**Instructions to follow:**
Copy all the data exactly, except the pictures.

────

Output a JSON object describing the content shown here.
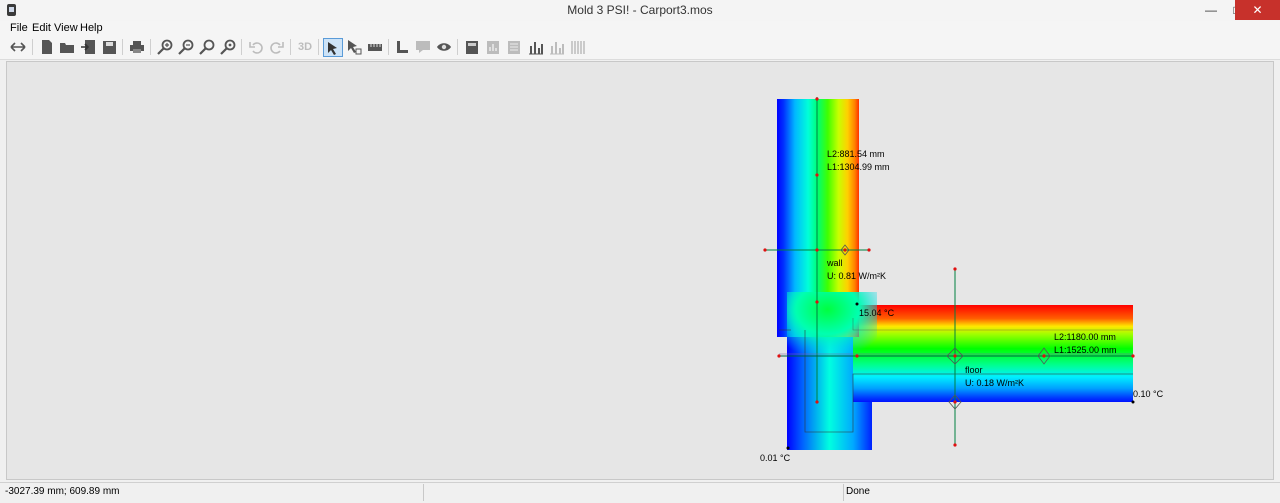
{
  "window": {
    "title": "Mold 3 PSI! - Carport3.mos",
    "minimize_glyph": "—",
    "maximize_glyph": "□",
    "close_glyph": "✕"
  },
  "menu": [
    "File",
    "Edit",
    "View",
    "Help"
  ],
  "toolbar": {
    "icons": [
      "swap-arrows-icon",
      "new-file-icon",
      "open-folder-icon",
      "import-icon",
      "save-icon",
      "print-icon",
      "zoom-in-icon",
      "zoom-out-icon",
      "zoom-fit-icon",
      "zoom-reset-icon",
      "undo-icon",
      "redo-icon",
      "3d-view-icon",
      "select-arrow-icon",
      "select-node-icon",
      "measure-icon",
      "l-shape-icon",
      "comment-icon",
      "eye-icon",
      "calc-icon",
      "chart-icon",
      "bars-icon",
      "histogram-icon",
      "sections-icon"
    ],
    "label_3d": "3D"
  },
  "drawing": {
    "wall_measure": {
      "l2": "L2:881.54 mm",
      "l1": "L1:1304.99 mm"
    },
    "wall": {
      "name": "wall",
      "u_value": "U: 0.81 W/m²K"
    },
    "floor_measure": {
      "l2": "L2:1180.00 mm",
      "l1": "L1:1525.00 mm"
    },
    "floor": {
      "name": "floor",
      "u_value": "U: 0.18 W/m²K"
    },
    "temps": {
      "inner": "15.04 °C",
      "right": "0.10 °C",
      "bottom": "0.01 °C"
    },
    "colors": {
      "cold": "#0000ff",
      "mid": "#00ff00",
      "warm": "#ff0000",
      "canvas": "#e6e6e6"
    }
  },
  "status": {
    "coords": "-3027.39 mm; 609.89 mm",
    "state": "Done"
  }
}
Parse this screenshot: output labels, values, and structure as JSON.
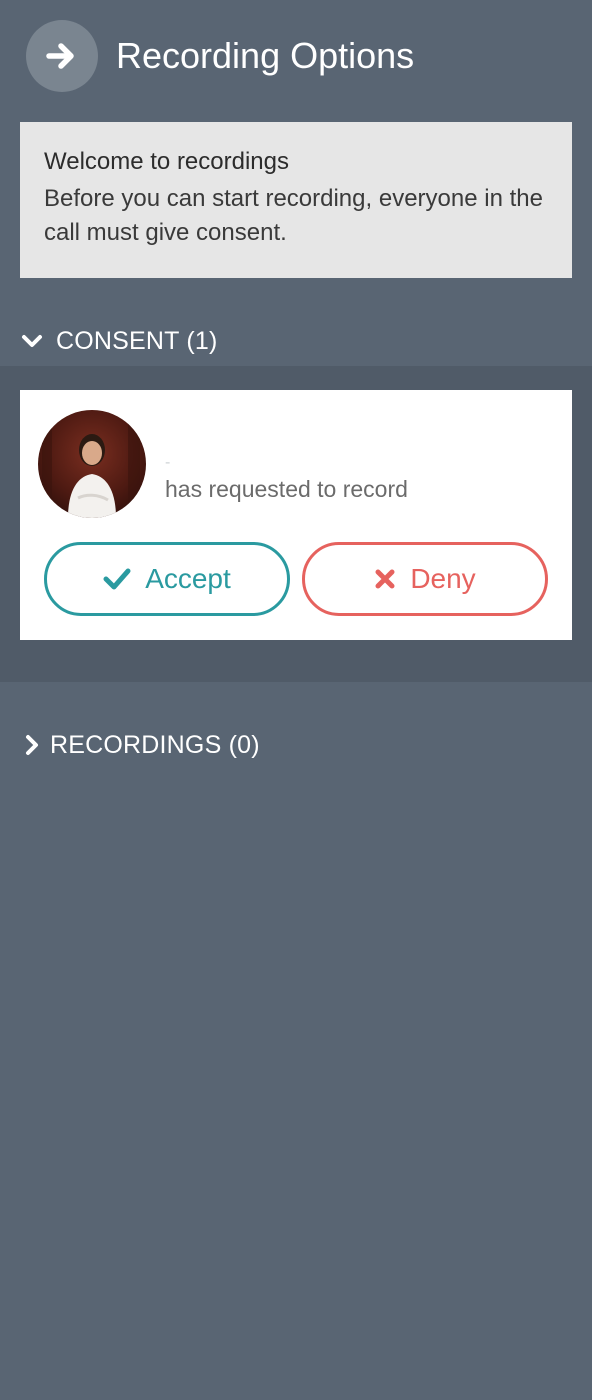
{
  "header": {
    "title": "Recording Options",
    "back_icon": "arrow-right-icon"
  },
  "welcome": {
    "title": "Welcome to recordings",
    "text": "Before you can start recording, everyone in the call must give consent."
  },
  "consent": {
    "label": "CONSENT (1)",
    "expanded": true,
    "request": {
      "name": "-",
      "text": "has requested to record"
    },
    "accept_label": "Accept",
    "deny_label": "Deny"
  },
  "recordings": {
    "label": "RECORDINGS (0)",
    "expanded": false
  },
  "colors": {
    "background": "#596573",
    "accent_accept": "#2a9aa0",
    "accent_deny": "#e6625e",
    "welcome_bg": "#e6e6e6"
  }
}
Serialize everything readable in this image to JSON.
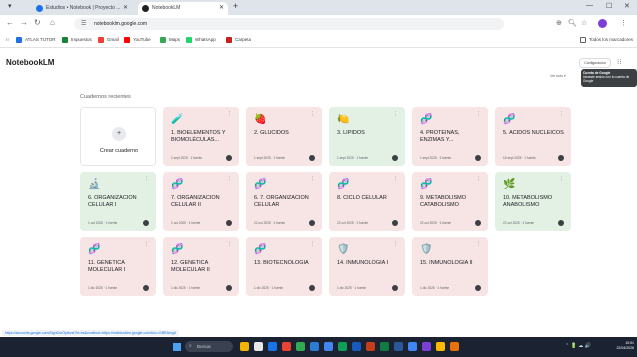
{
  "browser": {
    "tabs": [
      {
        "label": "Estudios • Notebook | Proyecto ...",
        "active": false
      },
      {
        "label": "NotebookLM",
        "active": true
      }
    ],
    "address": "notebooklm.google.com",
    "bookmarks": [
      {
        "label": "ATLAS TUTOR",
        "color": "#1a73e8"
      },
      {
        "label": "Impuestos",
        "color": "#188038"
      },
      {
        "label": "Gmail",
        "color": "#ea4335"
      },
      {
        "label": "YouTube",
        "color": "#ff0000"
      },
      {
        "label": "Maps",
        "color": "#34a853"
      },
      {
        "label": "WhatsApp",
        "color": "#25d366"
      },
      {
        "label": "Carpeta",
        "color": "#c5221f"
      }
    ],
    "bookmarks_right": "Todos los marcadores"
  },
  "app": {
    "logo": "NotebookLM",
    "settings_label": "Configuración",
    "tooltip_title": "Cuenta de Google",
    "tooltip_body": "Iniciaste sesión con tu cuenta de Google",
    "view_sort": "Ver todo"
  },
  "section_title": "Cuadernos recientes",
  "create_label": "Crear cuaderno",
  "notebooks": [
    {
      "emoji": "🧪",
      "title": "1. BIOELEMENTOS Y BIOMOLÉCULAS...",
      "meta": "1 sept 2025 · 1 fuente",
      "color": "#f7e4e4"
    },
    {
      "emoji": "🍓",
      "title": "2. GLÚCIDOS",
      "meta": "1 sept 2025 · 1 fuente",
      "color": "#f7e4e4"
    },
    {
      "emoji": "🍋",
      "title": "3. LÍPIDOS",
      "meta": "1 sept 2025 · 1 fuente",
      "color": "#e2f1e4"
    },
    {
      "emoji": "🧬",
      "title": "4. PROTEÍNAS, ENZIMAS Y...",
      "meta": "1 sept 2025 · 1 fuente",
      "color": "#f7e4e4"
    },
    {
      "emoji": "🧬",
      "title": "5. ÁCIDOS NUCLEICOS",
      "meta": "16 sept 2025 · 1 fuente",
      "color": "#f7e4e4"
    },
    {
      "emoji": "🔬",
      "title": "6. ORGANIZACIÓN CELULAR I",
      "meta": "1 oct 2025 · 1 fuente",
      "color": "#e2f1e4"
    },
    {
      "emoji": "🧬",
      "title": "7. ORGANIZACIÓN CELULAR II",
      "meta": "1 oct 2025 · 1 fuente",
      "color": "#f7e4e4"
    },
    {
      "emoji": "🧬",
      "title": "6. 7. ORGANIZACIÓN CELULAR",
      "meta": "22 oct 2025 · 1 fuente",
      "color": "#f7e4e4"
    },
    {
      "emoji": "🧬",
      "title": "8. CICLO CELULAR",
      "meta": "22 oct 2025 · 1 fuente",
      "color": "#f7e4e4"
    },
    {
      "emoji": "🧬",
      "title": "9. METABOLISMO CATABOLISMO",
      "meta": "22 oct 2025 · 1 fuente",
      "color": "#f7e4e4"
    },
    {
      "emoji": "🌿",
      "title": "10. METABOLISMO ANABOLISMO",
      "meta": "22 oct 2025 · 1 fuente",
      "color": "#e2f1e4"
    },
    {
      "emoji": "🧬",
      "title": "11. GENÉTICA MOLECULAR I",
      "meta": "1 dic 2025 · 1 fuente",
      "color": "#f7e4e4"
    },
    {
      "emoji": "🧬",
      "title": "12. GENÉTICA MOLECULAR II",
      "meta": "1 dic 2025 · 1 fuente",
      "color": "#f7e4e4"
    },
    {
      "emoji": "🧬",
      "title": "13. BIOTECNOLOGÍA",
      "meta": "1 dic 2025 · 1 fuente",
      "color": "#f7e4e4"
    },
    {
      "emoji": "🛡️",
      "title": "14. INMUNOLOGÍA I",
      "meta": "1 dic 2025 · 1 fuente",
      "color": "#f7e4e4"
    },
    {
      "emoji": "🛡️",
      "title": "15. INMUNOLOGÍA II",
      "meta": "1 dic 2025 · 1 fuente",
      "color": "#f7e4e4"
    }
  ],
  "status_link": "https://accounts.google.com/SignOutOptions?hl=es&continue=https://notebooklm.google.com/&ec=GBRAmgU",
  "taskbar": {
    "search_placeholder": "Buscar",
    "time": "15:51",
    "date": "22/04/2026"
  }
}
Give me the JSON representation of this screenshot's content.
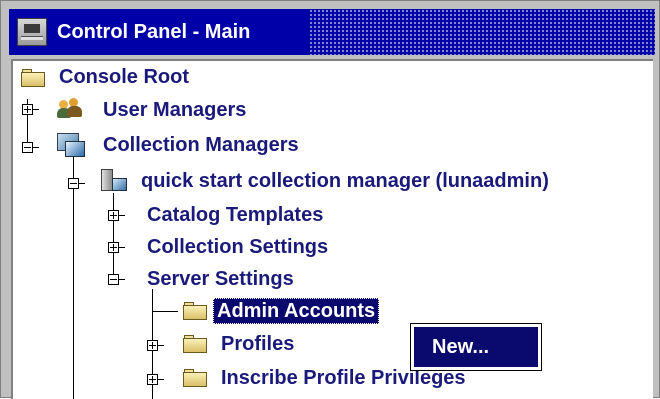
{
  "window": {
    "title": "Control Panel - Main",
    "icon": "admin-console-icon"
  },
  "tree": {
    "console_root": "Console Root",
    "user_managers": "User Managers",
    "collection_managers": "Collection Managers",
    "quick_start": "quick start collection manager (lunaadmin)",
    "catalog_templates": "Catalog Templates",
    "collection_settings": "Collection Settings",
    "server_settings": "Server Settings",
    "admin_accounts": "Admin Accounts",
    "profiles": "Profiles",
    "inscribe_profile_privileges": "Inscribe Profile Privileges"
  },
  "context_menu": {
    "new_label": "New..."
  },
  "colors": {
    "selection": "#0a0a6e",
    "label_text": "#1a1a7a",
    "titlebar": "#0000a8"
  }
}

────

**Finished task:**
Output a JSON object describing the content shown here.
{
  "window": {
    "title": "Mold 3 PSI! - Carport3.mos",
    "minimize_glyph": "—",
    "maximize_glyph": "□",
    "close_glyph": "✕"
  },
  "menu": [
    "File",
    "Edit",
    "View",
    "Help"
  ],
  "toolbar": {
    "icons": [
      "swap-arrows-icon",
      "new-file-icon",
      "open-folder-icon",
      "import-icon",
      "save-icon",
      "print-icon",
      "zoom-in-icon",
      "zoom-out-icon",
      "zoom-fit-icon",
      "zoom-reset-icon",
      "undo-icon",
      "redo-icon",
      "3d-view-icon",
      "select-arrow-icon",
      "select-node-icon",
      "measure-icon",
      "l-shape-icon",
      "comment-icon",
      "eye-icon",
      "calc-icon",
      "chart-icon",
      "bars-icon",
      "histogram-icon",
      "sections-icon"
    ],
    "label_3d": "3D"
  },
  "drawing": {
    "wall_measure": {
      "l2": "L2:881.54 mm",
      "l1": "L1:1304.99 mm"
    },
    "wall": {
      "name": "wall",
      "u_value": "U: 0.81 W/m²K"
    },
    "floor_measure": {
      "l2": "L2:1180.00 mm",
      "l1": "L1:1525.00 mm"
    },
    "floor": {
      "name": "floor",
      "u_value": "U: 0.18 W/m²K"
    },
    "temps": {
      "inner": "15.04 °C",
      "right": "0.10 °C",
      "bottom": "0.01 °C"
    },
    "colors": {
      "cold": "#0000ff",
      "mid": "#00ff00",
      "warm": "#ff0000",
      "canvas": "#e6e6e6"
    }
  },
  "status": {
    "coords": "-3027.39 mm; 609.89 mm",
    "state": "Done"
  }
}
Parse this screenshot: output labels, values, and structure as JSON.
{
  "header": {
    "title": "Recording Options",
    "back_icon": "arrow-right-icon"
  },
  "welcome": {
    "title": "Welcome to recordings",
    "text": "Before you can start recording, everyone in the call must give consent."
  },
  "consent": {
    "label": "CONSENT (1)",
    "expanded": true,
    "request": {
      "name": "-",
      "text": "has requested to record"
    },
    "accept_label": "Accept",
    "deny_label": "Deny"
  },
  "recordings": {
    "label": "RECORDINGS (0)",
    "expanded": false
  },
  "colors": {
    "background": "#596573",
    "accent_accept": "#2a9aa0",
    "accent_deny": "#e6625e",
    "welcome_bg": "#e6e6e6"
  }
}
Serialize everything readable in this image to JSON.
{
  "browser": {
    "tabs": [
      {
        "label": "Estudios • Notebook | Proyecto ...",
        "active": false
      },
      {
        "label": "NotebookLM",
        "active": true
      }
    ],
    "address": "notebooklm.google.com",
    "bookmarks": [
      {
        "label": "ATLAS TUTOR",
        "color": "#1a73e8"
      },
      {
        "label": "Impuestos",
        "color": "#188038"
      },
      {
        "label": "Gmail",
        "color": "#ea4335"
      },
      {
        "label": "YouTube",
        "color": "#ff0000"
      },
      {
        "label": "Maps",
        "color": "#34a853"
      },
      {
        "label": "WhatsApp",
        "color": "#25d366"
      },
      {
        "label": "Carpeta",
        "color": "#c5221f"
      }
    ],
    "bookmarks_right": "Todos los marcadores"
  },
  "app": {
    "logo": "NotebookLM",
    "settings_label": "Configuración",
    "tooltip_title": "Cuenta de Google",
    "tooltip_body": "Iniciaste sesión con tu cuenta de Google",
    "view_sort": "Ver todo"
  },
  "section_title": "Cuadernos recientes",
  "create_label": "Crear cuaderno",
  "notebooks": [
    {
      "emoji": "🧪",
      "title": "1. BIOELEMENTOS Y BIOMOLÉCULAS...",
      "meta": "1 sept 2025 · 1 fuente",
      "color": "#f7e4e4"
    },
    {
      "emoji": "🍓",
      "title": "2. GLÚCIDOS",
      "meta": "1 sept 2025 · 1 fuente",
      "color": "#f7e4e4"
    },
    {
      "emoji": "🍋",
      "title": "3. LÍPIDOS",
      "meta": "1 sept 2025 · 1 fuente",
      "color": "#e2f1e4"
    },
    {
      "emoji": "🧬",
      "title": "4. PROTEÍNAS, ENZIMAS Y...",
      "meta": "1 sept 2025 · 1 fuente",
      "color": "#f7e4e4"
    },
    {
      "emoji": "🧬",
      "title": "5. ÁCIDOS NUCLEICOS",
      "meta": "16 sept 2025 · 1 fuente",
      "color": "#f7e4e4"
    },
    {
      "emoji": "🔬",
      "title": "6. ORGANIZACIÓN CELULAR I",
      "meta": "1 oct 2025 · 1 fuente",
      "color": "#e2f1e4"
    },
    {
      "emoji": "🧬",
      "title": "7. ORGANIZACIÓN CELULAR II",
      "meta": "1 oct 2025 · 1 fuente",
      "color": "#f7e4e4"
    },
    {
      "emoji": "🧬",
      "title": "6. 7. ORGANIZACIÓN CELULAR",
      "meta": "22 oct 2025 · 1 fuente",
      "color": "#f7e4e4"
    },
    {
      "emoji": "🧬",
      "title": "8. CICLO CELULAR",
      "meta": "22 oct 2025 · 1 fuente",
      "color": "#f7e4e4"
    },
    {
      "emoji": "🧬",
      "title": "9. METABOLISMO CATABOLISMO",
      "meta": "22 oct 2025 · 1 fuente",
      "color": "#f7e4e4"
    },
    {
      "emoji": "🌿",
      "title": "10. METABOLISMO ANABOLISMO",
      "meta": "22 oct 2025 · 1 fuente",
      "color": "#e2f1e4"
    },
    {
      "emoji": "🧬",
      "title": "11. GENÉTICA MOLECULAR I",
      "meta": "1 dic 2025 · 1 fuente",
      "color": "#f7e4e4"
    },
    {
      "emoji": "🧬",
      "title": "12. GENÉTICA MOLECULAR II",
      "meta": "1 dic 2025 · 1 fuente",
      "color": "#f7e4e4"
    },
    {
      "emoji": "🧬",
      "title": "13. BIOTECNOLOGÍA",
      "meta": "1 dic 2025 · 1 fuente",
      "color": "#f7e4e4"
    },
    {
      "emoji": "🛡️",
      "title": "14. INMUNOLOGÍA I",
      "meta": "1 dic 2025 · 1 fuente",
      "color": "#f7e4e4"
    },
    {
      "emoji": "🛡️",
      "title": "15. INMUNOLOGÍA II",
      "meta": "1 dic 2025 · 1 fuente",
      "color": "#f7e4e4"
    }
  ],
  "status_link": "https://accounts.google.com/SignOutOptions?hl=es&continue=https://notebooklm.google.com/&ec=GBRAmgU",
  "taskbar": {
    "search_placeholder": "Buscar",
    "time": "15:51",
    "date": "22/04/2026"
  }
}
Give me the JSON representation of this screenshot's content.
{
  "window": {
    "title": "Control Panel - Main",
    "icon": "admin-console-icon"
  },
  "tree": {
    "console_root": "Console Root",
    "user_managers": "User Managers",
    "collection_managers": "Collection Managers",
    "quick_start": "quick start collection manager (lunaadmin)",
    "catalog_templates": "Catalog Templates",
    "collection_settings": "Collection Settings",
    "server_settings": "Server Settings",
    "admin_accounts": "Admin Accounts",
    "profiles": "Profiles",
    "inscribe_profile_privileges": "Inscribe Profile Privileges"
  },
  "context_menu": {
    "new_label": "New..."
  },
  "colors": {
    "selection": "#0a0a6e",
    "label_text": "#1a1a7a",
    "titlebar": "#0000a8"
  }
}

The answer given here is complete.